In January, the Department of Energy announced that the world’s next-generation electron-ion collider would be awarded to the Brookhaven National Laboratory. It was huge news in the science world and in the furtherance of fundamental research to explore what matter is exactly made of, and how it is held together. But now the benefits of BNL winning the competition will generate down-to-earth news for Long Island.
DOE has issued BNL a Certificate of Decision for the collider, triggering the design phase and the start of the money flow. New York State forecasts the project will create 4,000 construction jobs over the next decade. The collider will cost between $1.6 billion and $2.6 billion of mostly federal dollars with $200 million being spent on labor and materials. This money will be used to hire architects, engineers and workers in almost all sectors of the building trades. Such critical government spending on infrastructure could provide ballast for Long Island during an economic downturn.

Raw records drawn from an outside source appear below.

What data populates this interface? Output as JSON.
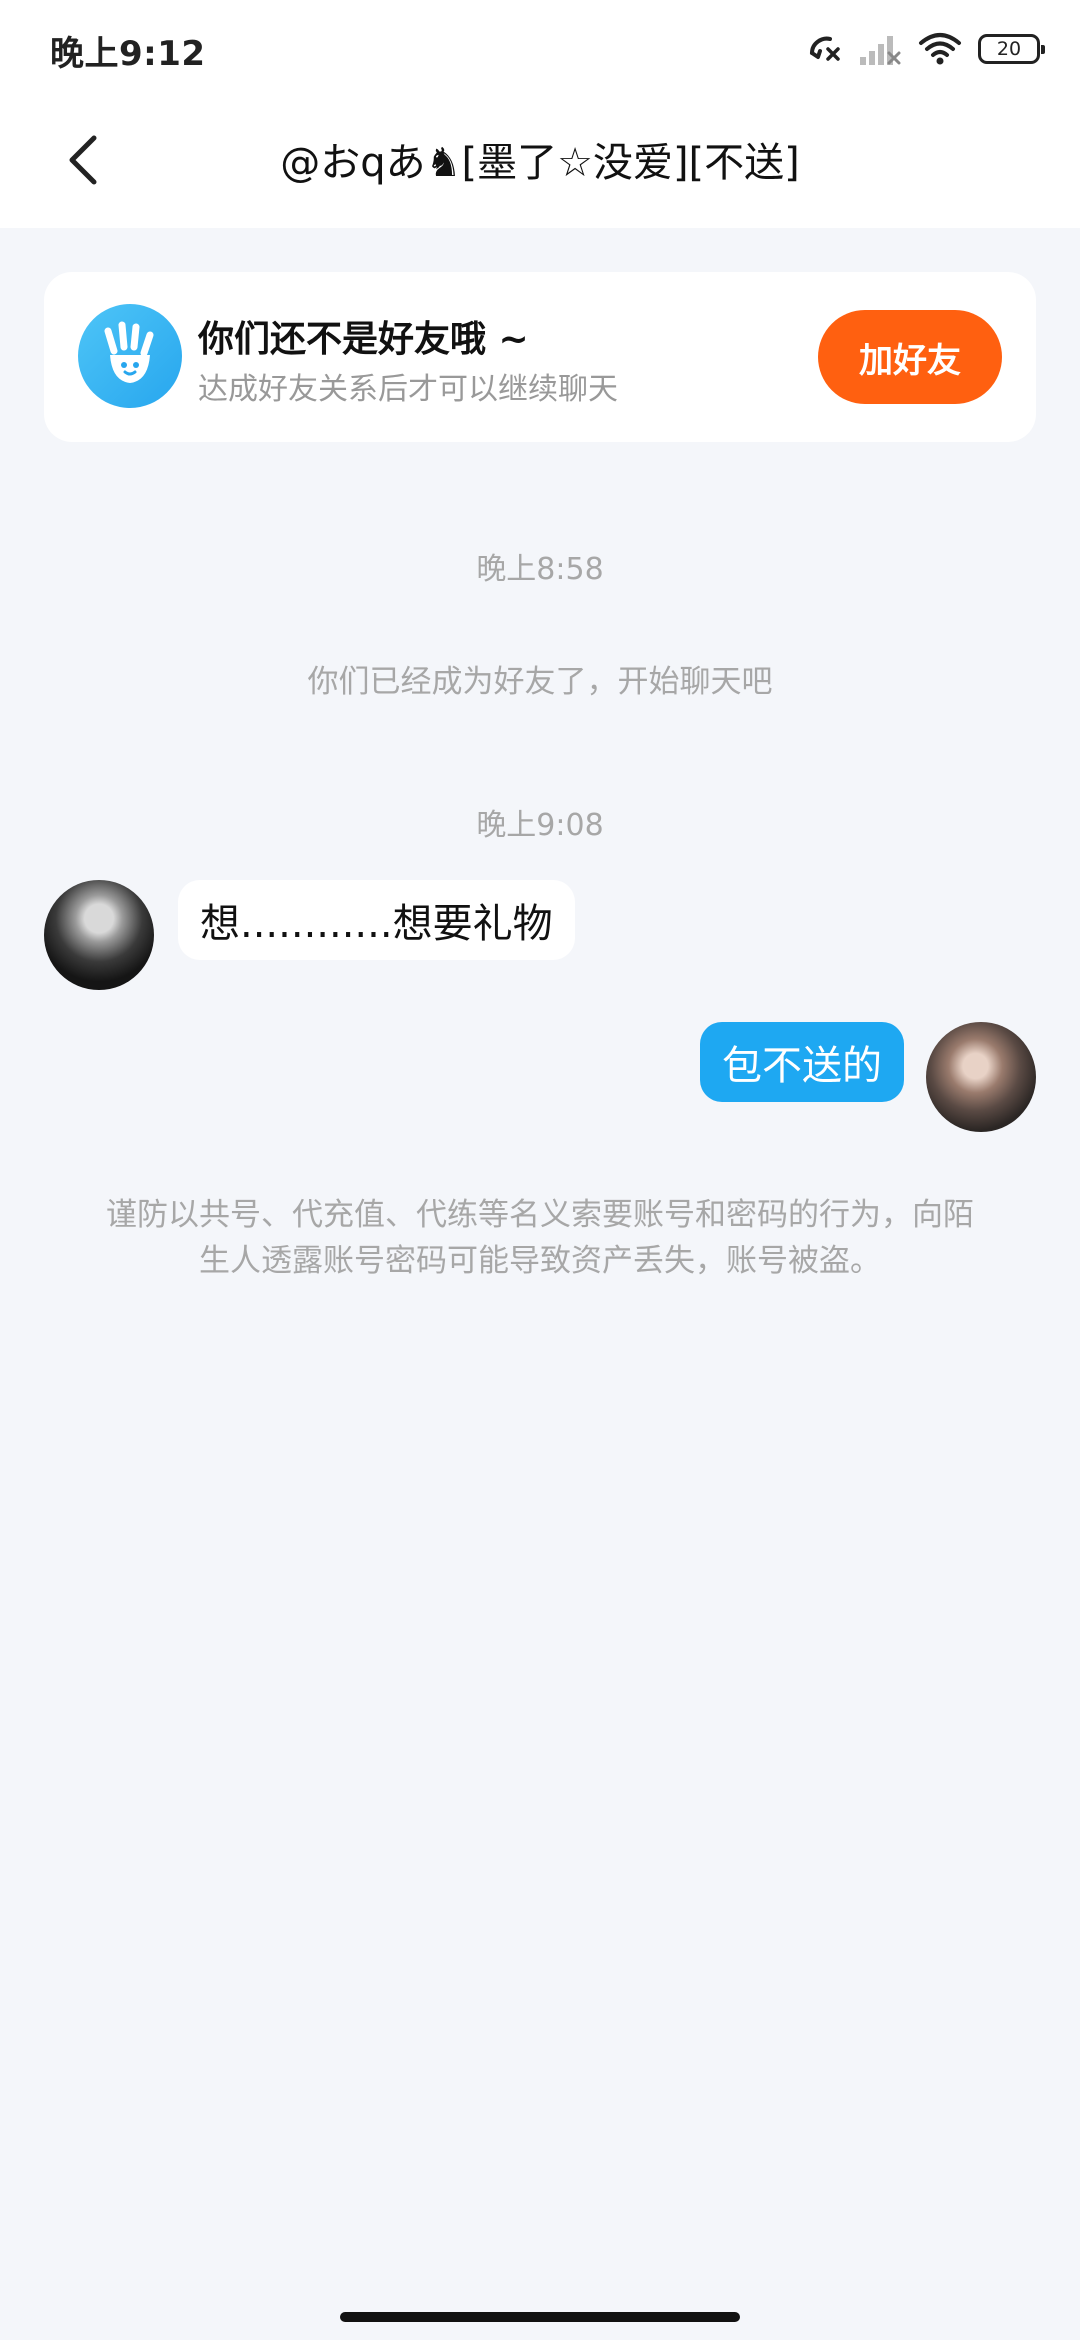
{
  "status_bar": {
    "time": "晚上9:12",
    "battery": "20",
    "icons": [
      "missed-call-icon",
      "signal-off-icon",
      "wifi-icon",
      "battery-icon"
    ]
  },
  "nav": {
    "title": "@おqあ♞[墨了☆没爱][不送]",
    "back_icon": "chevron-left-icon"
  },
  "friend_banner": {
    "title": "你们还不是好友哦 ~",
    "subtitle": "达成好友关系后才可以继续聊天",
    "button_label": "加好友",
    "icon": "waving-hand-icon",
    "accent_color": "#ff6010"
  },
  "chat": {
    "timestamp_1": "晚上8:58",
    "system_message": "你们已经成为好友了，开始聊天吧",
    "timestamp_2": "晚上9:08",
    "incoming_message": "想............想要礼物",
    "outgoing_message": "包不送的",
    "outgoing_bubble_color": "#1ea8f2"
  },
  "safety_notice": {
    "line_1": "谨防以共号、代充值、代练等名义索要账号和密码的行为，向陌",
    "line_2": "生人透露账号密码可能导致资产丢失，账号被盗。"
  }
}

The lab says a kickoff on Friday will begin with Gov. Andrew M. Cuomo, who is making a rare visit to the federal facility in Upton. New York State committed $100 million to upgrade infrastructure as part of BNL’s winning proposal, more than Virginia did in support of the federal lab in that state. Up to $4.7 million of that will be spent the first year. Next up on the program will be Paul Dabbar, DOE’s undersecretary for science, who will announce the official launch of the construction phase while Sen. Chuck Schumer will deliver a message in person. Rep. Lee Zeldin, who advocated for the collider, and new Stony Brook University President Maurie McInnis will both speak. The collider will raise the university’s science research profile worldwide as hundreds of the top scientists work with the lab.